The International Federation of Journalist (IFJ) today condemned the murder of journalists in Somalia, Afghanistan and the Philippines which bring the number journalists and media staff killed in 2007 to18 – a rate of killings that matches the record levels reached last year.
“2007 is already turning into a devastating year of bloodshed for journalism,” said IFJ General Secretary Aidan White. “We have seen journalists come under fire in every region of the world. We must make sure that the killers do not get away with their crimes, but the stage is already set for another record year of journalist and media staff assassinations.”
Gunmen shot and killed Hernani Pastolero, 64, editor of the weekly paper Lightning Courier as he was sipping coffee in front of his house in the town of Sultan Kudarat on the island of Mindanao, according to press reports.
On Saturday Rahman Qul, editor of government-run magazine Andkhoy was shot and killed by two armed motorcyclists in Afghanistan. Police accused the Taliban in the attack and said they had arrested a suspect in connection with the killing, a press report said.
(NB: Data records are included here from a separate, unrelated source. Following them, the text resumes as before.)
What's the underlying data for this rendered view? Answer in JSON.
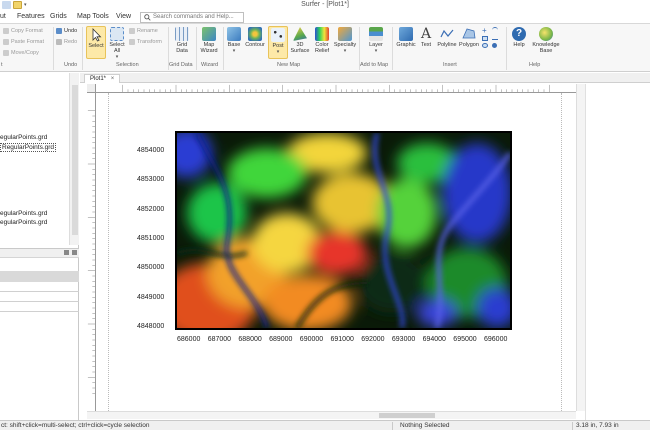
{
  "window": {
    "title": "Surfer - [Plot1*]"
  },
  "menu": {
    "tabs": [
      "ut",
      "Features",
      "Grids",
      "Map Tools",
      "View"
    ],
    "search_placeholder": "Search commands and Help..."
  },
  "ribbon": {
    "clipboard": {
      "copy_format": "Copy Format",
      "paste_format": "Paste Format",
      "move_copy": "Move/Copy",
      "label": "t"
    },
    "undo": {
      "undo": "Undo",
      "redo": "Redo",
      "label": "Undo"
    },
    "selection": {
      "select": "Select",
      "select_all": "Select All",
      "rename": "Rename",
      "transform": "Transform",
      "label": "Selection"
    },
    "grid_data": {
      "grid_data": "Grid Data",
      "label": "Grid Data"
    },
    "wizard": {
      "map_wizard": "Map Wizard",
      "label": "Wizard"
    },
    "new_map": {
      "base": "Base",
      "contour": "Contour",
      "post": "Post",
      "surface3d": "3D Surface",
      "color_relief": "Color Relief",
      "specialty": "Specialty",
      "label": "New Map"
    },
    "add_to_map": {
      "layer": "Layer",
      "label": "Add to Map"
    },
    "insert": {
      "graphic": "Graphic",
      "text": "Text",
      "polyline": "Polyline",
      "polygon": "Polygon",
      "label": "Insert"
    },
    "help": {
      "help": "Help",
      "knowledge_base": "Knowledge Base",
      "label": "Help"
    }
  },
  "left_panel": {
    "items": [
      "egularPoints.grd",
      "RegularPoints.grd",
      "egularPoints.grd",
      "egularPoints.grd"
    ],
    "selected_index": 1
  },
  "document": {
    "tab_label": "Plot1*"
  },
  "map": {
    "y_labels": [
      "4854000",
      "4853000",
      "4852000",
      "4851000",
      "4850000",
      "4849000",
      "4848000"
    ],
    "x_labels": [
      "686000",
      "687000",
      "688000",
      "689000",
      "690000",
      "691000",
      "692000",
      "693000",
      "694000",
      "695000",
      "696000"
    ]
  },
  "status": {
    "hint": "ct: shift+click=multi-select; ctrl+click=cycle selection",
    "selection": "Nothing Selected",
    "cursor": "3.18 in, 7.93 in"
  },
  "colors": {
    "ribbon_bg": "#f7f7f7",
    "selected_button": "#fde9a8"
  }
}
“These killings show the intense pressure that journalists face around the world,” White said. “In armed conflict, journalists are too often regarded as troublesome and interfering by combatants who care little about the job that they do and who are cruelly insensitive to media victims. The recent passage of a United Nations resolution should make it clear that this cycle of impunity and callous indifference must end.”
The IFJ says that the murder of Hernani in the Philippines starts off another year of tragedy for one of the world’s most dangerous countries beyond the borders of Iraq. Last year at least 13 journalists were killed in the Philippines and 49 in all have been killed since President Gloria Arroyo came to power in 2001.
Also this weekend The International Federation of Journalists backed Somali journalists calling for a full investigation into the killing of a radio presenter and union activist who was set upon and shot dead. According to the National Union of Somali Journalists Ali Mohammed Omar was killed in the early evening of Friday in Baidoa of Bay region in south-western Somalia.
The IFJ has confirmed that at least 15 other journalists have been killed this year.
Including the latest deaths 2 journalists have been killed in Africa, 2 in the Americas, 3 in the Asia Pacific region, 1 in Europe and 10 in the Middle East.
For more information contact the IFJ at 32 2 235 2207
The IFJ represents over 500,000 journalists in more than 100 countries worldwide